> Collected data
↓↓↓

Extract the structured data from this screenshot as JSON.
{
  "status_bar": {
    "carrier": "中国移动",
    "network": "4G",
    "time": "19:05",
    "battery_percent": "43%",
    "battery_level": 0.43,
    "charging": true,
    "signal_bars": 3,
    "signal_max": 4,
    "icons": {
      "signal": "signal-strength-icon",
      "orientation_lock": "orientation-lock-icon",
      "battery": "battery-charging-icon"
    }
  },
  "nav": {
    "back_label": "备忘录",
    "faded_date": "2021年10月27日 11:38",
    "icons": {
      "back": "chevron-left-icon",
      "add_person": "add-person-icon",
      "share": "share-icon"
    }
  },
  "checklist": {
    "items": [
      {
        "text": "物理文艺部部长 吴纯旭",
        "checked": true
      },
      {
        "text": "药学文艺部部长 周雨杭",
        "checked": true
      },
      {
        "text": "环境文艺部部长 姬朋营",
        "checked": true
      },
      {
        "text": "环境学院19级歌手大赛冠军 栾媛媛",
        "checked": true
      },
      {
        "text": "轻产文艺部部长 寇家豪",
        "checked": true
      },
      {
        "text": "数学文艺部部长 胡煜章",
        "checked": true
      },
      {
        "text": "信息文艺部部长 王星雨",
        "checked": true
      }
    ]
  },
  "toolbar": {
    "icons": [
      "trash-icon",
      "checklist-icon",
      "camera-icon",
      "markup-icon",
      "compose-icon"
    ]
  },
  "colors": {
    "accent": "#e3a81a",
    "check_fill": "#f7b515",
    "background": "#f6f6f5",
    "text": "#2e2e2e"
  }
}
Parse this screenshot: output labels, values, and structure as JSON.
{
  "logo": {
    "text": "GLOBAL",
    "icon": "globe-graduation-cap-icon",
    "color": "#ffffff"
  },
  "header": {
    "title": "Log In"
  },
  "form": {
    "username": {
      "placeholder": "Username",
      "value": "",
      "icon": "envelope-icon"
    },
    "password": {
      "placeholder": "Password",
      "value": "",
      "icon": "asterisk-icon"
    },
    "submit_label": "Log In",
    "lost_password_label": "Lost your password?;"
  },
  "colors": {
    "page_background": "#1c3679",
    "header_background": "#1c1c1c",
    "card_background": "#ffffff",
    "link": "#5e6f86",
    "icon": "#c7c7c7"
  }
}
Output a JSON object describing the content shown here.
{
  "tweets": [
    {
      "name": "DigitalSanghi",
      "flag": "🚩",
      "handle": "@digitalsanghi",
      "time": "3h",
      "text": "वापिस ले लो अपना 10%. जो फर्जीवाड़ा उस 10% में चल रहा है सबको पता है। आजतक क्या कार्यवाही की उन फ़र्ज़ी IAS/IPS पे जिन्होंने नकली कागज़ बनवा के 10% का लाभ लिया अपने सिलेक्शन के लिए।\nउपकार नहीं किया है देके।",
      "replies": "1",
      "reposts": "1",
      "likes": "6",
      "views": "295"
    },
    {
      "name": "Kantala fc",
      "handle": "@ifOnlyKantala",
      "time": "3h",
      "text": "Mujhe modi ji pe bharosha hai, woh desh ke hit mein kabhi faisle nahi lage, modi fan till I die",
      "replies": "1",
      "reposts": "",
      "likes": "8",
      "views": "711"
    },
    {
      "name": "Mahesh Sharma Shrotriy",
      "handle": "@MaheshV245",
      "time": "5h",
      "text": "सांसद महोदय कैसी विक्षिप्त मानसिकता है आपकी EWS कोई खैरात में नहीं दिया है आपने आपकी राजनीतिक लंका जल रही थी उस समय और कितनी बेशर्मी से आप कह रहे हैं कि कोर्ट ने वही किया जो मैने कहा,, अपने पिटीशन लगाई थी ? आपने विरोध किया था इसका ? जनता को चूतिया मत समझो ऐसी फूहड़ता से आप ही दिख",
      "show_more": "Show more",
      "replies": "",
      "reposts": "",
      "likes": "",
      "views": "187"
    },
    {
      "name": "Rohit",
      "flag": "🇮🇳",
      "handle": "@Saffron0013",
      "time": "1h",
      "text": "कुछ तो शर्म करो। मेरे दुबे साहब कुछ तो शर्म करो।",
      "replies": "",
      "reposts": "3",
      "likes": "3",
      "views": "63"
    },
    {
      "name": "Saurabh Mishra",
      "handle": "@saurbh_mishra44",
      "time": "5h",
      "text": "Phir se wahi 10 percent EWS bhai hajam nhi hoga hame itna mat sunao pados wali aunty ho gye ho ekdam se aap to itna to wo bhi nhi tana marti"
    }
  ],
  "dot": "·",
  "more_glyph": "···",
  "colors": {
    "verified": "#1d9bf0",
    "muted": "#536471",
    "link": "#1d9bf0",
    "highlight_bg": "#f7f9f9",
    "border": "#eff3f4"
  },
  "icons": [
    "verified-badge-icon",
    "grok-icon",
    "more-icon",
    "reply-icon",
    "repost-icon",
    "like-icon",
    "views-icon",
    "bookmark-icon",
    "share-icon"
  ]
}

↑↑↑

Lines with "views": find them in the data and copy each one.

      "views": "295"
      "views": "711"
      "views": "187"
      "views": "63"
    "views-icon",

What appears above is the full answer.